EXERCISE – The records below are to be returned exactly as written, minus their pictures.

SOURCE RECORDS –
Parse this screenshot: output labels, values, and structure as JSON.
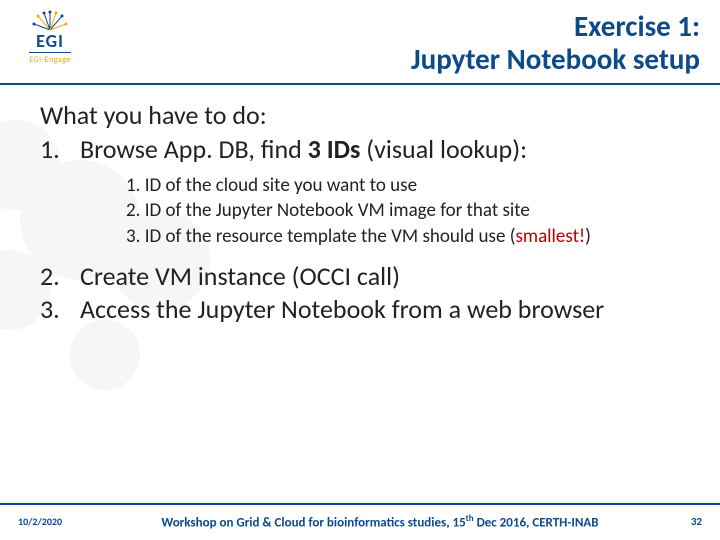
{
  "logo": {
    "main": "EGI",
    "sub": "EGI-Engage"
  },
  "title": {
    "l1": "Exercise 1:",
    "l2": "Jupyter Notebook setup"
  },
  "body": {
    "lead": "What you have to do:",
    "i1_num": "1.",
    "i1_a": "Browse App. DB, find ",
    "i1_b": "3 IDs",
    "i1_c": "  (visual lookup):",
    "s1": "1. ID of the cloud site you want to use",
    "s2": "2. ID of the Jupyter Notebook VM image for that site",
    "s3_a": "3. ID of the resource template the VM should use (",
    "s3_b": "smallest!",
    "s3_c": ")",
    "i2_num": "2.",
    "i2": "Create VM instance (OCCI call)",
    "i3_num": "3.",
    "i3": "Access the Jupyter Notebook from a web browser"
  },
  "footer": {
    "date": "10/2/2020",
    "text_a": "Workshop on Grid & Cloud for bioinformatics studies, 15",
    "text_sup": "th",
    "text_b": " Dec 2016, CERTH-INAB",
    "page": "32"
  }
}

TASK SOLUTION –
Parse this screenshot: output labels, values, and structure as JSON.
{
  "logo": {
    "main": "EGI",
    "sub": "EGI-Engage"
  },
  "title": {
    "l1": "Exercise 1:",
    "l2": "Jupyter Notebook setup"
  },
  "body": {
    "lead": "What you have to do:",
    "i1_num": "1.",
    "i1_a": "Browse App. DB, find ",
    "i1_b": "3 IDs",
    "i1_c": "  (visual lookup):",
    "s1": "1. ID of the cloud site you want to use",
    "s2": "2. ID of the Jupyter Notebook VM image for that site",
    "s3_a": "3. ID of the resource template the VM should use (",
    "s3_b": "smallest!",
    "s3_c": ")",
    "i2_num": "2.",
    "i2": "Create VM instance (OCCI call)",
    "i3_num": "3.",
    "i3": "Access the Jupyter Notebook from a web browser"
  },
  "footer": {
    "date": "10/2/2020",
    "text_a": "Workshop on Grid & Cloud for bioinformatics studies, 15",
    "text_sup": "th",
    "text_b": " Dec 2016, CERTH-INAB",
    "page": "32"
  }
}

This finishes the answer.